Walton tells this murder mystery using two perspectives: the first-person PoV of Lucy Kahn, David's wife who is the black sheep of her family for marrying a Jew, and Scotland Yard inspector Peter Carmichael. It is their interactions amid a backdrop of whispered accusations about Bolshevik terrorists, nefarious Jewish plots, and even more sinister accusations about certain characters that makes Farthing rise above the mechanistic "what if" scenario playing that often passes for alternate history. What happens in a world where one country knows that it exists at the whim of another? How would that affect political and social views? How did one democratic nation slide forward willingly into authoritarianism? And can it happen again?

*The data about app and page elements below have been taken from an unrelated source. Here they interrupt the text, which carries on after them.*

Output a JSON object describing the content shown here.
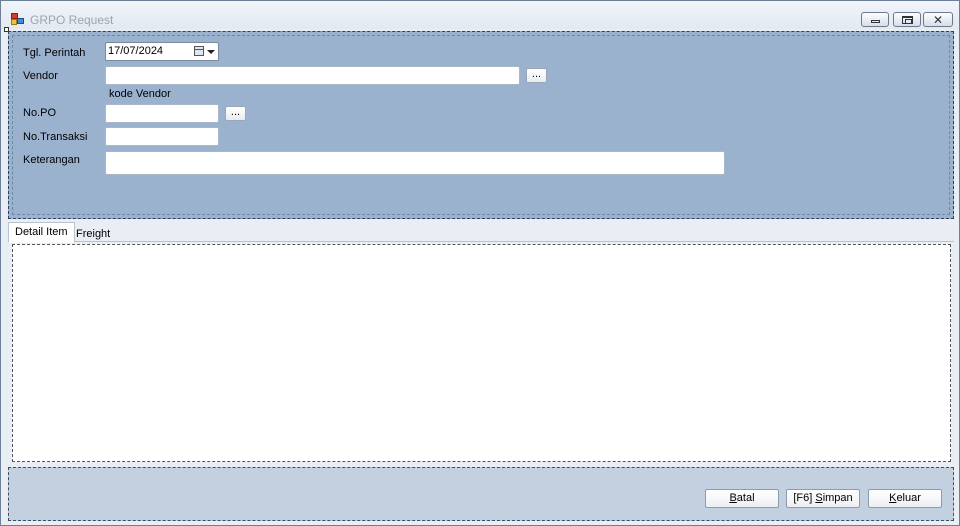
{
  "window": {
    "title": "GRPO Request",
    "controls": {
      "minimize": "minimize",
      "maximize": "maximize",
      "close": "✕"
    }
  },
  "form": {
    "tgl_perintah_label": "Tgl. Perintah",
    "tgl_perintah_value": "17/07/2024",
    "vendor_label": "Vendor",
    "vendor_value": "",
    "vendor_lookup": "...",
    "kode_vendor_label": "kode Vendor",
    "no_po_label": "No.PO",
    "no_po_value": "",
    "no_po_lookup": "...",
    "no_transaksi_label": "No.Transaksi",
    "no_transaksi_value": "",
    "keterangan_label": "Keterangan",
    "keterangan_value": ""
  },
  "tabs": [
    {
      "label": "Detail Item",
      "active": true
    },
    {
      "label": "Freight",
      "active": false
    }
  ],
  "actions": {
    "batal": {
      "prefix": "",
      "accel": "B",
      "rest": "atal"
    },
    "simpan": {
      "prefix": "[F6] ",
      "accel": "S",
      "rest": "impan"
    },
    "keluar": {
      "prefix": "",
      "accel": "K",
      "rest": "eluar"
    }
  },
  "colors": {
    "form_panel": "#9bb2cf",
    "bottom_panel": "#c3d0df",
    "window_bg": "#e9eef5"
  }
}
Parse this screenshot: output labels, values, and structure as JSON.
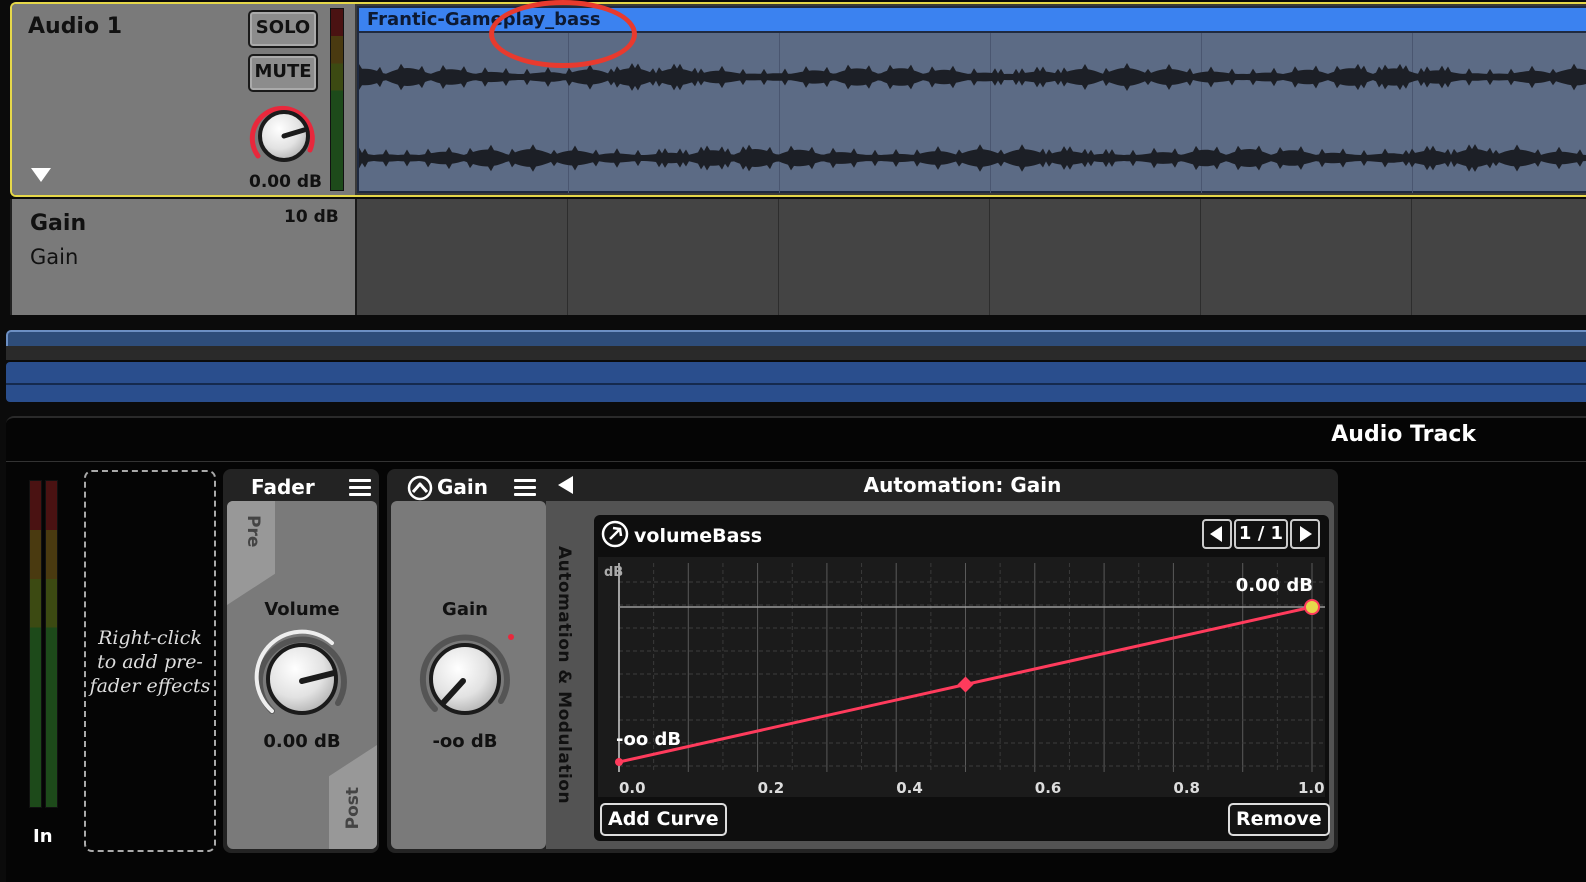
{
  "track": {
    "name": "Audio 1",
    "solo_label": "SOLO",
    "mute_label": "MUTE",
    "volume_readout": "0.00 dB",
    "clip_name": "Frantic-Gameplay_bass",
    "expand_icon": "triangle-down-icon"
  },
  "gain_lane": {
    "title": "Gain",
    "subtitle": "Gain",
    "max_label": "10 dB"
  },
  "bottom_panel": {
    "title": "Audio Track",
    "input_label": "In",
    "prefader_hint": "Right-click to add pre-fader effects"
  },
  "fader_plugin": {
    "title": "Fader",
    "pre_label": "Pre",
    "post_label": "Post",
    "volume_label": "Volume",
    "volume_value": "0.00 dB"
  },
  "gain_plugin": {
    "title": "Gain",
    "gain_label": "Gain",
    "gain_value": "-oo dB",
    "side_strip_label": "Automation & Modulation",
    "automation_title": "Automation: Gain"
  },
  "automation": {
    "curve_name": "volumeBass",
    "page_indicator": "1 / 1",
    "y_unit": "dB",
    "top_value_label": "0.00 dB",
    "bottom_value_label": "-oo dB",
    "x_ticks": [
      "0.0",
      "0.2",
      "0.4",
      "0.6",
      "0.8",
      "1.0"
    ],
    "add_curve_label": "Add Curve",
    "remove_label": "Remove",
    "curve_color": "#ff3b5c",
    "points": [
      {
        "x": 0.0,
        "y": 0.0
      },
      {
        "x": 0.5,
        "y": 0.5
      },
      {
        "x": 1.0,
        "y": 1.0
      }
    ]
  },
  "colors": {
    "clip_header": "#3b82f0",
    "selection_outline": "#e6d84a",
    "annotation_circle": "#e83a2e",
    "knob_ring": "#e8283c"
  }
}
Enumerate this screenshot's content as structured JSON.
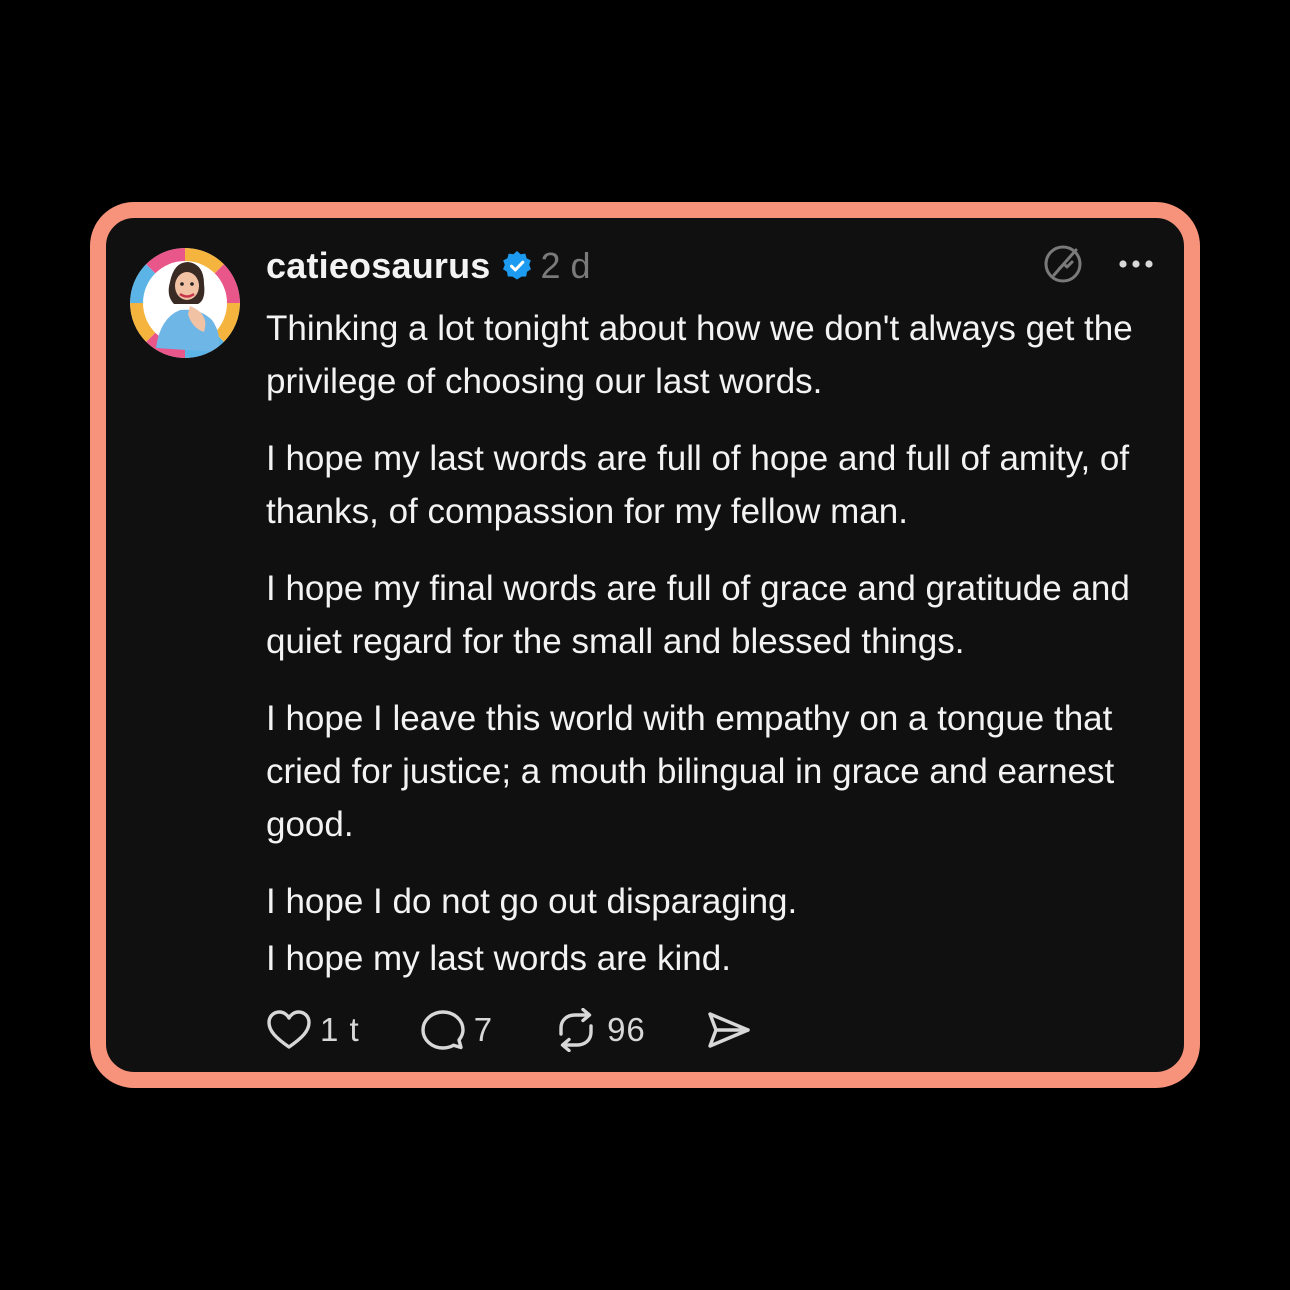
{
  "post": {
    "username": "catieosaurus",
    "verified": true,
    "timestamp": "2 d",
    "paragraphs": [
      "Thinking a lot tonight about how we don't always get the privilege of choosing our last words.",
      "I hope my last words are full of hope and full of amity, of thanks, of compassion for my fellow man.",
      "I hope my final words are full of grace and gratitude and quiet regard for the small and blessed things.",
      "I hope I leave this world with empathy on a tongue that cried for justice; a mouth bilingual in grace and earnest good.",
      "I hope I do not go out disparaging.",
      "I hope my last words are kind."
    ],
    "actions": {
      "likes": "1 t",
      "comments": "7",
      "reposts": "96"
    }
  },
  "icons": {
    "header": [
      "verified-badge-icon",
      "repost-off-icon",
      "more-icon"
    ],
    "actions": [
      "heart-icon",
      "comment-icon",
      "repost-icon",
      "share-icon"
    ]
  },
  "colors": {
    "frame": "#F7937A",
    "card_background": "#101010",
    "page_background": "#000000",
    "verified_blue": "#1D9BF0",
    "text": "#F3F3F3",
    "muted": "#7A7A7A"
  }
}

These are but some of the questions that underlie the plot developments in Farthing. In just over 300 mass-market paperback pages, Walton poses these questions without being too direct, instead allowing the characters to raise them in a "natural" setting amid the cloak-and-dagger events that transpire during the story. Lucy and Carmichael have distinct voices and ways of approaching the world, and it is their personalities that make it easier to let go of what one knows of the past and to instead see the historical backdrop as being anything but inevitable or, conversely, false.
But yet the story does on occasion resort to the rather simplistic device of hinting at what we already "know" has happened elsewhere: the reports of the Jewish factory workers and their "disappearances," as well as the occasional mention of "gas" only served to break the spell for me and to remind me just how difficult it is to maintain a simulacrum of history. But despite this slipping of the metaphorical mask on occasion, Farthing was one of the better alternate histories of this fascinating and often horrifying time period that I have read. Highly recommended.
Publication Date: August 8, 2006 (US), Hardcover; August 28, 2007, Paperback.